This brief sentence of John’s makes a profound impression. It would seem that John saw in the darkness more than a mere physical phenomenon; the darkness into which Judas goes is a symbol. This is the hour of darkness which men prefer to the light (John 3:19); it is the hour of the power of darkness (Luke 22:53), which has taken possession of the soul of Judas; it is into this darkness that the light shines, and the darkness does not comprehend it (John 1:5).
“You Will All Be Scandalized”
After the supper, Jesus spoke earnestly to the eleven Apostles, warning them of what was about to take place. During his discourse, he made the stunning announcement: “You will all be scandalized this night because of me” (Matt. 26:31). Jesus makes no exceptions. All of them will be scandalized because of Him.
The nature of the scandal is indicated by Christ’s reference to a text of Zechariah that referred to Him: “I will smite the shepherd, and the sheep of the flock will be scattered” (13:7). Events of that very night and the next day would indeed bring about the fulfillment of Our Lord’s words. To the Apostles first, as to the Jews later (1 Cor. 1:23), the Passion of Christ was a stumbling block. In spite of all His forecasts and warnings, in spite of His efforts to prepare them in advance, the Apostles refused to face the facts, and the awful reality of Christ’s sufferings and death swept over them with the suddenness and completeness of a tidal wave.
Again, Peter ignored what our Lord was saying and interrupted in order to return to the subject that was on his mind. He flatly contradicted Christ. Our Lord had said, “You will all be scandalized.” Peter now declared loudly: “Even though all shall be scandalized, yet not I” (Mark 14:29). Peter was full of self-confidence. He was perfectly willing to admit that all the others would be scandalized, but he — never.
Peter’s protestations had no effect on Christ. Our Lord’s reply is incisive and definite. Every word adds clearness and emphasis to the prediction: “Amen I say to thee, today, this very night, before a cock crows twice, thou wilt deny me thrice” (Mark 14:30). The events of the night will bear out the truth of Christ’s prophecy regarding both Peter and the other Apostles.
Into the Night
Before leaving the supper room, Jesus and the Apostles sang the group of psalms known as the Hallel. This was part of the prescribed ritual for the Passover, as we have said. Then they descended to the street and started eastward toward the Garden of Gethsemane. It must have been between ten and eleven o’clock by this time, although we can only conjecture.

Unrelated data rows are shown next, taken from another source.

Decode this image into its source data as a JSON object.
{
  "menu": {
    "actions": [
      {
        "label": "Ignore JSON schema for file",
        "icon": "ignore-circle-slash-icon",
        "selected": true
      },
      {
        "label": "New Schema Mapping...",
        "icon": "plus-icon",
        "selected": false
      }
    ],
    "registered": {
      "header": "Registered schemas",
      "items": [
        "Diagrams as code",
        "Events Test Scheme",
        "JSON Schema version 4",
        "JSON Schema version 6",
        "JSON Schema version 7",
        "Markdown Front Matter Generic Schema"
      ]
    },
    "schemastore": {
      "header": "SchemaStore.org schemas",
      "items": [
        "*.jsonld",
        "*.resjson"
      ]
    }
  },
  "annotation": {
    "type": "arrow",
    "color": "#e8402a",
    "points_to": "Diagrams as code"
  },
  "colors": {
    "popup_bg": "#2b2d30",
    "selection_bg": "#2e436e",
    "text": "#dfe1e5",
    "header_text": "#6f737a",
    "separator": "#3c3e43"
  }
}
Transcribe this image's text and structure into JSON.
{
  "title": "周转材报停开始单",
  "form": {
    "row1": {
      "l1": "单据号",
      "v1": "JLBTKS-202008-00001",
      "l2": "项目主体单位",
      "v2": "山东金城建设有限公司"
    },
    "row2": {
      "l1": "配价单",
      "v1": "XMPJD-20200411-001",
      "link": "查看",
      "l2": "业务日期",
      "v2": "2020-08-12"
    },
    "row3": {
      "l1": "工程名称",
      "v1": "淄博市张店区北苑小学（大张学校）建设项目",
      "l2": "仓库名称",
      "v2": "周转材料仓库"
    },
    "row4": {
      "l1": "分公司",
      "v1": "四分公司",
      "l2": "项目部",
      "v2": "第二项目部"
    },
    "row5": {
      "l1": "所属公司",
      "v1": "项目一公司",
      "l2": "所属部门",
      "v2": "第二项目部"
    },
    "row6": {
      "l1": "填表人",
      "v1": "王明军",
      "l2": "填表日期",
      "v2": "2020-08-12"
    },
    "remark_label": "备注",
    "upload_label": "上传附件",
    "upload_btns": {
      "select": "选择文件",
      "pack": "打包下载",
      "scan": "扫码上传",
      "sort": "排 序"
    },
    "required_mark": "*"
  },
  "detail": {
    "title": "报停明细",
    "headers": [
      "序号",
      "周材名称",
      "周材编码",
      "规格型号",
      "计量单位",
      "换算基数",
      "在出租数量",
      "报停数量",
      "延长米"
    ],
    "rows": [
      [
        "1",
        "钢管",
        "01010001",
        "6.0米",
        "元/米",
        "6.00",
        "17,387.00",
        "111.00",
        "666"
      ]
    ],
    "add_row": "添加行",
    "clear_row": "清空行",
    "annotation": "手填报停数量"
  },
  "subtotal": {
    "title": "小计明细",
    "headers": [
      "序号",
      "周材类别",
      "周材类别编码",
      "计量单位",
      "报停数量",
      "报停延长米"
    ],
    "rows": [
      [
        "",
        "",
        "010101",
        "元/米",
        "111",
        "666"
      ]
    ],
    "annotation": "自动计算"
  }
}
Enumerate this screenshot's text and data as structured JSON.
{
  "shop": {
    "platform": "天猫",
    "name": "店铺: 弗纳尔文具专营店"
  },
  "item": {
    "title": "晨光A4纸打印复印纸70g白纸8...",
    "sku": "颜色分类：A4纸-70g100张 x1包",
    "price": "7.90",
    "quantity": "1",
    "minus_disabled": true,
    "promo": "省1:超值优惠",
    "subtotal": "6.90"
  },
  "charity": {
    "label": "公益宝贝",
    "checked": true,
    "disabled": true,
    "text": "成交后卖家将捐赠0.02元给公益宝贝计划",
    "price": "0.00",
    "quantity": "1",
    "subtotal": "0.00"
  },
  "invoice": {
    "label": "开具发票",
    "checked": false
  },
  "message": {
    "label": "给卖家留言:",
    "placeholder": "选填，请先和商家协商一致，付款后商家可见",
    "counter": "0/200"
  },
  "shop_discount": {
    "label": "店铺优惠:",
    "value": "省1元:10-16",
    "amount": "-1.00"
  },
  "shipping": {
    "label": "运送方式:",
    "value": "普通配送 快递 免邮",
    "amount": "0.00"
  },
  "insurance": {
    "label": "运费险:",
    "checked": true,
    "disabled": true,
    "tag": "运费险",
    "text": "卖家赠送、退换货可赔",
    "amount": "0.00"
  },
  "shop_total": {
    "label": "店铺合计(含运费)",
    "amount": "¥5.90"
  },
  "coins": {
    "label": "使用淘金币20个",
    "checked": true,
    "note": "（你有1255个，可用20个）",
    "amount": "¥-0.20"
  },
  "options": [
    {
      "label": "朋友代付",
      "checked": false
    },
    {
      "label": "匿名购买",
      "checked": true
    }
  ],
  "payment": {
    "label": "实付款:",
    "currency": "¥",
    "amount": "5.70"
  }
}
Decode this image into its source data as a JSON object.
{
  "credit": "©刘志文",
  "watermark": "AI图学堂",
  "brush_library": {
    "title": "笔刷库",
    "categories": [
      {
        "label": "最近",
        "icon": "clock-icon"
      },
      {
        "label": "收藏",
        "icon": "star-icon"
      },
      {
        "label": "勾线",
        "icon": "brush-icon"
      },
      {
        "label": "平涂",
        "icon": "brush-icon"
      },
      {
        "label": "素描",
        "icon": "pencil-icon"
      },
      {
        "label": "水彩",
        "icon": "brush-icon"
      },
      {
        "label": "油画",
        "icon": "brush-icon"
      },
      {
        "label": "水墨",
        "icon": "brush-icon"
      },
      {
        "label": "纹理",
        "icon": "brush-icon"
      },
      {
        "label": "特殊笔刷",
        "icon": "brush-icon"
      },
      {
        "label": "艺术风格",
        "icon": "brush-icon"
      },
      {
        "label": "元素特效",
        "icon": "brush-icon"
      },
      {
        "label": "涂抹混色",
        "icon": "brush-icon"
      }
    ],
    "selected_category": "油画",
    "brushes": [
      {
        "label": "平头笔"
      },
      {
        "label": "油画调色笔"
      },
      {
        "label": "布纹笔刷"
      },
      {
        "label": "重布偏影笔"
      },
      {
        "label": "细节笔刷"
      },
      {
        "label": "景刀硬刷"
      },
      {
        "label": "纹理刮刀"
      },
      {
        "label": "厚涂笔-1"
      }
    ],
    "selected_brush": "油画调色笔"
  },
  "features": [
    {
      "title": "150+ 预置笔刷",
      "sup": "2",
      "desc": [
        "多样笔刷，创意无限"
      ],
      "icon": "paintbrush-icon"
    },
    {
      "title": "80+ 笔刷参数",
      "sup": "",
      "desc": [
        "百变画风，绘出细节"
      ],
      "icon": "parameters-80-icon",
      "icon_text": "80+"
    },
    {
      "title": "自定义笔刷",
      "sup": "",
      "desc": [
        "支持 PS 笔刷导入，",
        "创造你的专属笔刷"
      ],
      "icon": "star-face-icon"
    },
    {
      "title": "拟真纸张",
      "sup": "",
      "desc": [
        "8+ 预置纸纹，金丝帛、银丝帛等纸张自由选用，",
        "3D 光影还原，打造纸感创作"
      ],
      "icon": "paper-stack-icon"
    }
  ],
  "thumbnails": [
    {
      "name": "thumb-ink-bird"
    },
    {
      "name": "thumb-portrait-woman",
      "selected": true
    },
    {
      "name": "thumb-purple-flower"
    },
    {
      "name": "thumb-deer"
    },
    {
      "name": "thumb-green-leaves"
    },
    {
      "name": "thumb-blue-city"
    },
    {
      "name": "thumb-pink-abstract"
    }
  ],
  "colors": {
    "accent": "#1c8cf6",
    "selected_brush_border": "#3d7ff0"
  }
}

The full Paschal moon had risen high over the Mountains of Moab to the east and shed a pale brilliance over the silent city. If tradition is correct, the group must have passed very near the palace of Caiaphas, where preparations were already afoot for the capture of Christ this very night.
Jesus and the Apostles descended into the valley and left the city through the Fountain Gate. Once outside the city walls, they walked northward on a path that followed the brook Cedron, which was dry at this time of year. At this point, the Cedron is a deep, dark gorge that separates the city on the west from the Mount of Olives on the east. As they walked along the path at the bottom of the ravine, they were in darkness, but above them the moon lighted the towering walls of the city on the left and on the right shed a soft radiance on the olive trees that covered the slope of the mount. At a point just opposite the Temple, not far from the present bridge, they turned eastward and mounted toward the Garden of Gethsemane on the lower slopes of the hill. The journey from the Upper Room was over difficult terrain and probably required about a half hour.
This article is adapted from a chapter in The Last Hours of Jesus by Fr. Ralph Gorman which is available from Sophia Institute Press.
Art for this post: Cover and featured image used with permission.